Tennessee requires drivers to pull over and make sure of everyone’s safety whenever vehicles collide. If you fail to do so, you open yourself up to charges for a hit and run. Given the difficulty law enforcement will have in identifying and apprehending you, you can bet that they will prosecute you to the fullest extent of state law. If you suspect you are involved in a hit and run in Tennessee, please read on, then contact an experienced Memphis criminal defense attorney today.
What constitutes a hit and run in Tennessee?
Per Tennessee Code section 55-10-101, drivers involved in a car accident of any sort must stop, render necessary assistance and give personal identifying information to a police officer, witness, injured person or property owner. Drivers in this situation must provide the following:
- Operator’s license number
- Registration number
If drivers do not have the ability to report this information to any appropriate person for any reason, they must notify local law enforcement authorities of the details of the accident. Failure to do so can result in criminal charges.

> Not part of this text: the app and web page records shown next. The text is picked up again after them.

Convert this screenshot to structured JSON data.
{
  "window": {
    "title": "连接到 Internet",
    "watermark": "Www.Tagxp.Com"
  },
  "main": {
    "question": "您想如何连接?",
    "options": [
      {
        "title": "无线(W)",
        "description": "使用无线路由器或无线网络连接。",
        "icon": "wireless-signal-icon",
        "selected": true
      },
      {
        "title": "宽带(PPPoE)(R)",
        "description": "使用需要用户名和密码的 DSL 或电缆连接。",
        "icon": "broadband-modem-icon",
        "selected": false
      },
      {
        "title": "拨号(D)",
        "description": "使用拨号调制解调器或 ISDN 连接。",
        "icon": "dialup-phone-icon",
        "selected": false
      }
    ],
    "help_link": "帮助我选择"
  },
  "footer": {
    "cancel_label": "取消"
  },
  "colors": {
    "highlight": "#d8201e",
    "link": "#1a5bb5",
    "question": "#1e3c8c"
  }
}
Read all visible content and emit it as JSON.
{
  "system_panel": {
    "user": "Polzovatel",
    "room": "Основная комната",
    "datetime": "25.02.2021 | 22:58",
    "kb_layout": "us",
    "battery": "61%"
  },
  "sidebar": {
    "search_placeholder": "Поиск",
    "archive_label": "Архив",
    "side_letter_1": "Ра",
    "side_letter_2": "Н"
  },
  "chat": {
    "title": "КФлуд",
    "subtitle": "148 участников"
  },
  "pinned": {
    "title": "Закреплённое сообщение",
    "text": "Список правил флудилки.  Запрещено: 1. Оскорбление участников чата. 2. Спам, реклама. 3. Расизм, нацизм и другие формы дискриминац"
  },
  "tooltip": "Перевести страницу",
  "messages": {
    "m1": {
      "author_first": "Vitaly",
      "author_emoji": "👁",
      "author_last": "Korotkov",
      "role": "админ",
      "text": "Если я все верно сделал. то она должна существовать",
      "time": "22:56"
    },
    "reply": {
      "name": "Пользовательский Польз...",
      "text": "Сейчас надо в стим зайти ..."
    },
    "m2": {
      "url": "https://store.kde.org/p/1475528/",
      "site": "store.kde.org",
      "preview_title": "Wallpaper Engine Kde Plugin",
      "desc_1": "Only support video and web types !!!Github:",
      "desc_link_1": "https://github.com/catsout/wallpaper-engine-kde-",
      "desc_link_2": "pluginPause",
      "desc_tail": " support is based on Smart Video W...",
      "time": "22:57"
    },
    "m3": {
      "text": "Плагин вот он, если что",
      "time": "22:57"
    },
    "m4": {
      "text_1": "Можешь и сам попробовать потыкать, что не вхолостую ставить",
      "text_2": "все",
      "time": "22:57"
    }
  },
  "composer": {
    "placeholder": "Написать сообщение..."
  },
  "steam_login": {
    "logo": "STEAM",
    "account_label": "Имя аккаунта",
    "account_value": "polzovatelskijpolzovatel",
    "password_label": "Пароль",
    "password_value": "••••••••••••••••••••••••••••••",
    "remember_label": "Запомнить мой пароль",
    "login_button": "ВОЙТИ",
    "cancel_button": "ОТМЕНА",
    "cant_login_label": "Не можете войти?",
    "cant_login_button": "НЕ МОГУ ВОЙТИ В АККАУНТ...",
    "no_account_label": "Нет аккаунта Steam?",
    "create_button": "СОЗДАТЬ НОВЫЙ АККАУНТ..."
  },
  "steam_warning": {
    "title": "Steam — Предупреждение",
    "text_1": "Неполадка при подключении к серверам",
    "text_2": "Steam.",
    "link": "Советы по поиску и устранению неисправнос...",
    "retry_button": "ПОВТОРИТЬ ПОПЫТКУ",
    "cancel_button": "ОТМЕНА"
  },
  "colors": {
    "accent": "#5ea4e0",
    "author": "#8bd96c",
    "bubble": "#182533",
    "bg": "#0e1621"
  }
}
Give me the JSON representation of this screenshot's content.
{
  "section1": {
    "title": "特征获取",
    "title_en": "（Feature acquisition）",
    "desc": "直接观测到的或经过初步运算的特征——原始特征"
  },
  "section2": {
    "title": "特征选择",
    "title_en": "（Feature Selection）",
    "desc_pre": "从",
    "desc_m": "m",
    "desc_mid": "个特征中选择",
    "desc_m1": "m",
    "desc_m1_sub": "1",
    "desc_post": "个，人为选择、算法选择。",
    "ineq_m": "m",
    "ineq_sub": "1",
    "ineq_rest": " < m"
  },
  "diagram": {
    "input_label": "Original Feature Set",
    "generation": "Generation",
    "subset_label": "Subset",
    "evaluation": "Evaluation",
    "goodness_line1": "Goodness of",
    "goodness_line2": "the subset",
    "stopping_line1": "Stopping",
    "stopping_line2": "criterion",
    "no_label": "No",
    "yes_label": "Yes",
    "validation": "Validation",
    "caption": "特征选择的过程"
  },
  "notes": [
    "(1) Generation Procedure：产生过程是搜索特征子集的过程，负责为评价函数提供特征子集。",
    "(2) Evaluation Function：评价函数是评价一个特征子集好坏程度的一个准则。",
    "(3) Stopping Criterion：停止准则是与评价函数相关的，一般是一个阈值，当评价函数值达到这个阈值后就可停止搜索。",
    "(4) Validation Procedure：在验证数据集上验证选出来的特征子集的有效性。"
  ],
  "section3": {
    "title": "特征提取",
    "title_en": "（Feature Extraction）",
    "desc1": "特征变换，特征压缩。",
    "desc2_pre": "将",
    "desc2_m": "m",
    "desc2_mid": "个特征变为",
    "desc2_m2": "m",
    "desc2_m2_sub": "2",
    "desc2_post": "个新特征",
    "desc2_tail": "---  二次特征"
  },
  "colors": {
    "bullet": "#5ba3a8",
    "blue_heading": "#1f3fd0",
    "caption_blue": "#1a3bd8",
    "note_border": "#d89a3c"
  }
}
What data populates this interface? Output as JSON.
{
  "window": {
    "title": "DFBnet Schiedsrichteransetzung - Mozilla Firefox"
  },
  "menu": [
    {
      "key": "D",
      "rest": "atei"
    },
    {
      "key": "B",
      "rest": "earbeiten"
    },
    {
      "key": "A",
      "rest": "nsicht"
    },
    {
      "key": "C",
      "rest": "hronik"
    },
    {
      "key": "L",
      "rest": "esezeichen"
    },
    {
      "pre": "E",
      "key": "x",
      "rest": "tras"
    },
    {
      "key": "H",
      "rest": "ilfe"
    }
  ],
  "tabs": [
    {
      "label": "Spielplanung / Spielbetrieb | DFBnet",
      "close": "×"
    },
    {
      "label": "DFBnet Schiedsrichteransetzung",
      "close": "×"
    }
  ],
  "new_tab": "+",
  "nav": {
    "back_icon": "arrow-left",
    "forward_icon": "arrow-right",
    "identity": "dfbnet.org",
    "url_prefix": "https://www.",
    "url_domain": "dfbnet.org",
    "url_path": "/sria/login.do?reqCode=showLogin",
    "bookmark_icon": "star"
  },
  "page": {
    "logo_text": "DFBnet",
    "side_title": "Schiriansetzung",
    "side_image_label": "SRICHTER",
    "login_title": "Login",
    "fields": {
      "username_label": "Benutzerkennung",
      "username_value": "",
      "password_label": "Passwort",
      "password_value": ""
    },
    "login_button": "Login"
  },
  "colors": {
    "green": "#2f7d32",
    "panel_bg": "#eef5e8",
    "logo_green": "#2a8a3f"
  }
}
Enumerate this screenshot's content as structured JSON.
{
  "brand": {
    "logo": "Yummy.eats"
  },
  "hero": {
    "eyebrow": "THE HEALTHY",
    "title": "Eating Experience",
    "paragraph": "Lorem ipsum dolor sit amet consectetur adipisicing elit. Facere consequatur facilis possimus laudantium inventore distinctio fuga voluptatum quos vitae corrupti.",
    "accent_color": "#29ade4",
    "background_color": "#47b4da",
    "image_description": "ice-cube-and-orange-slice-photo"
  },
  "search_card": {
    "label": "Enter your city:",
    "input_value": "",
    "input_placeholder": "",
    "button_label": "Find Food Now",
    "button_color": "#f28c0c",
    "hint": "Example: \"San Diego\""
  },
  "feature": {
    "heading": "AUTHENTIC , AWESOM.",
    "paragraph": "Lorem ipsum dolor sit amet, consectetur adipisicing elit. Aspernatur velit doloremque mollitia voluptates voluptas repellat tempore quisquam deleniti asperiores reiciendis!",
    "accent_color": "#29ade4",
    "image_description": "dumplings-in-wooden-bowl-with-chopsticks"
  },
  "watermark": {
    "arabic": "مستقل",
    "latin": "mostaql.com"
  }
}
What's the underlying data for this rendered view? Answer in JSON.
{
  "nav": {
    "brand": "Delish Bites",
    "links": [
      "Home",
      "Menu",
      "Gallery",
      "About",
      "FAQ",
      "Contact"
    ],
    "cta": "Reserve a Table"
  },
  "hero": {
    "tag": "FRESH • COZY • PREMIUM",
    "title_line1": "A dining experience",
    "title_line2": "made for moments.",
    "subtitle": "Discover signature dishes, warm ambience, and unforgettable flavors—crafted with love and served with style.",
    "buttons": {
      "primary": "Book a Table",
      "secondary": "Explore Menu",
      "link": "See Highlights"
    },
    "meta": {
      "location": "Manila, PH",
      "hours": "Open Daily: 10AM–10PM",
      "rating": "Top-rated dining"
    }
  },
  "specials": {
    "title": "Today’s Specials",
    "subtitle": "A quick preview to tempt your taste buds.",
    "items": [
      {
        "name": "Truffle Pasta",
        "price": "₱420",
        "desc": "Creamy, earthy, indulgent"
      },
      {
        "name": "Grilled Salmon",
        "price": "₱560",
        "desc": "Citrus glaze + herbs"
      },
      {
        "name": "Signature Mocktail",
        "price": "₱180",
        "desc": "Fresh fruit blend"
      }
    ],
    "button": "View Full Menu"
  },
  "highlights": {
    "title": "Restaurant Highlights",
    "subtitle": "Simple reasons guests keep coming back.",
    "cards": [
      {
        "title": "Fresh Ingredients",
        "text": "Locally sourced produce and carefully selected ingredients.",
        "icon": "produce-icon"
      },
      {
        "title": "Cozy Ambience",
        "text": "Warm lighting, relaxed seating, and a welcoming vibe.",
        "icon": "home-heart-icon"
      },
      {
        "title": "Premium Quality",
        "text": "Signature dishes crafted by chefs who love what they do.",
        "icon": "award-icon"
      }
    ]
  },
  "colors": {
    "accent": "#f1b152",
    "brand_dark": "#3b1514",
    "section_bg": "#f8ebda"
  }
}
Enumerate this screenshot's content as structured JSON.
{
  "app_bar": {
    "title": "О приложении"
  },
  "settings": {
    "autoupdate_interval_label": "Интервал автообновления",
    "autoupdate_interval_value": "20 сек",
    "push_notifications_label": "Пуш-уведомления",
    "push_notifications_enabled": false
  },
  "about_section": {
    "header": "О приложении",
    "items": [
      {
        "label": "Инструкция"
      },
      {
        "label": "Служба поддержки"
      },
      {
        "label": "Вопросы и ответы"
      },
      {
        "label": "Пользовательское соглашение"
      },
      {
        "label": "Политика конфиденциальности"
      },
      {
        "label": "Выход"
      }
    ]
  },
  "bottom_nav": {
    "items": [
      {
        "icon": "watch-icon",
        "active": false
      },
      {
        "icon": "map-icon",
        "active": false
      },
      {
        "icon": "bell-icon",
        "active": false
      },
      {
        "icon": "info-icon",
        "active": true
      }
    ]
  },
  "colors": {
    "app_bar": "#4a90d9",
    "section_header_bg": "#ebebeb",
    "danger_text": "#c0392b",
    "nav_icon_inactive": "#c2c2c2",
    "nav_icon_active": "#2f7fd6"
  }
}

What consequences do you face for a hit and run in Tennessee?
If you have the misfortune to sustain a conviction for a hit and run, you can expect severe penalties. Your exact penalties will depend on the severity of the underlying accident. Determining factors include the extent or lack thereof of injuries or deaths and the number of times, if any, the defendant has previously sustained convictions for this offense. With that in mind, the penalties are as follows:
Without injuries, i.e. only property damage:
- Class C misdemeanor
- Up to thirty days in jail
- A fine of up to fifty dollars, with the potential for more depending on the dollar amount of the property damage
- Suspension of the individual’s license
- Mandatory attendance of driver’s education classes, if court-ordered
With injuries or fatalities:
- Class A misdemeanor
- Up to eleven months and twenty-nine days in jail
- A fine of up to $2,500
- Suspension of an individual’s driver’s license
- Potential for upgraded charge of Vehicular Manslaughter if the hit and run led to death
Naturally, if law enforcement finds that the defendant had alcohol or any other intoxicating substances in their system, law enforcement can and will push for harsher penalties.
How do you defend against a hit-and-run charge?
If law enforcement has charged you with a hit and run, you should speak with one of our skilled Memphis, Tennessee lawyers who will discuss the particulars of your case and employ one of the following defenses:
- Mistaken identity
- No proof of damage or accident
- You did not, in fact, flee the scene; the alleged victim did
Our firm is here to help you fight for your future.
Contact Our Experienced Memphis Firm
If you need assistance with a personal injury, criminal, or business litigation matter, contact Ballin, Ballin & Fishman, P.C. today to schedule your free initial consultation with our experienced legal team.